Whether or not you’ve navigated emotional stress in your life before, you are in for a whole new experience during a divorce. Once the decision to divorce is made and the process is underway, don’t be surprised to find your heart pounding and your thoughts racing as if you were driving in the Indy 500. Fear and dread can grab you the instant you get an email, text or voicemail from your attorney, accountant or spouse.
It is all happening because you are being ruled not by your everyday brain, but by your brain on divorce; easily triggered, distraught and overwhelmed. You are reacting as if you are under attack, trying to function while stressed, sad, and sleep deprived.

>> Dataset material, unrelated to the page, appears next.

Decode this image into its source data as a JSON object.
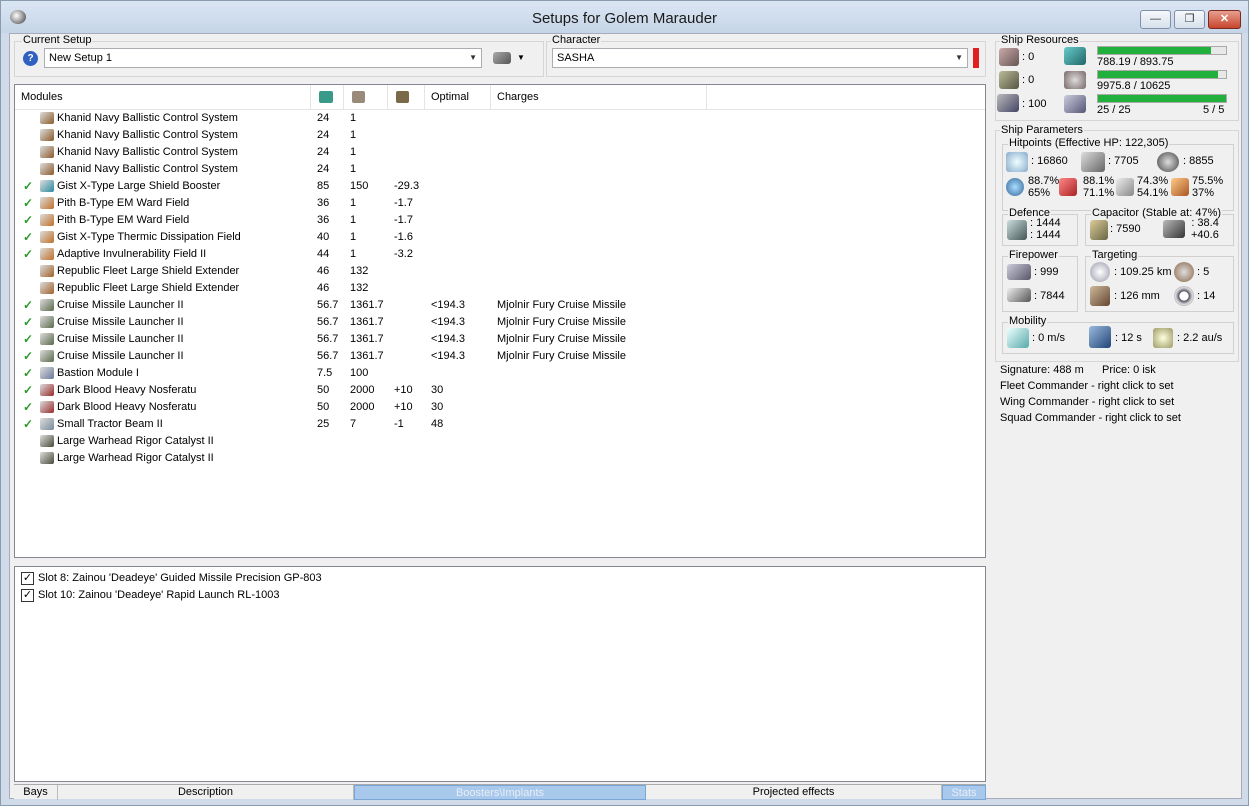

It’s not going so well, is … Read More
If you think divorce is rough on you (and it most certainly is a difficult experience), imagine coping with divorce when you are a child who lacks the emotional maturity and understanding to grasp what it happening and who is powerless to do anything about it.
Child specialists are an invaluable resource during your divorce. Sadly, child specialists are an unrecognized resource not used as effectively as they could be as part of the Collaborative Divorce process.
Here are four ways you can benefit from working with a trained Child Specialist during your Collaborative Divorce.
1. Your children have a “voice” in the divorce process
Experienced Collaborative professionals agree that children benefit from having their own “voice” in the process. Older children appreciate being able to express their concerns and needs. The Child Specialist is the conduit for the child’s participation in the process. These meetings offer children of any … Read More
by Myra Chack Fleischer, CFL-S
Fleischer & Ravreby, Carlsbad, California
Divorce among people over the age of 50 is no longer considered unusual; it’s here to stay. The “gray divorce” revolution has changed the landscape for divorce in the United States.
Now statistics are bearing witness to this trend. A report by researchers Susan L. Brown and I-Fen Lin at Bowling Green State University in Ohio found the following:
- The divorce rate for Americans over the age of 50 has doubled since 1990
- The divorce rate has more than doubled for Americans over the age of 65
- One out of every four divorces in the United States involves at least one person 50 or older’ nearly one in ten involves someone 65 years or older
- More than half of gray divorces are in first marriages; and more than half of these couples have been married 20 years or more
When … Read More
By Laura Wasser
Family law attorney Laura Wasser, known for representing celebrity clients in Southern California during their divorces and similar legal matters in the spotlight, endorsed Collaborative Divorce during her keynote lunch presentation at Collaborative Practice California (CP Cal) Conference 10 in Los Angeles.
Wasser is a steadfast advocate for private, respectful divorce proceedings whenever possible, and she says Collaborative Divorce makes this possible. Wasser said any revolution must begin with responsible professionals, problem solvers ready to face the challenge of changing the way both professionals and their clients approach resolution.
First and foremost, Wasser says, we need to tell clients, “Don’t let someone in a black robe who doesn’t know you and your family make decisions for you,” and instead urge them to take control of their situation. “Involving clients in the process needs to happen. They have to talk to resolve issues,” said Wasser.
Wasser said many … Read More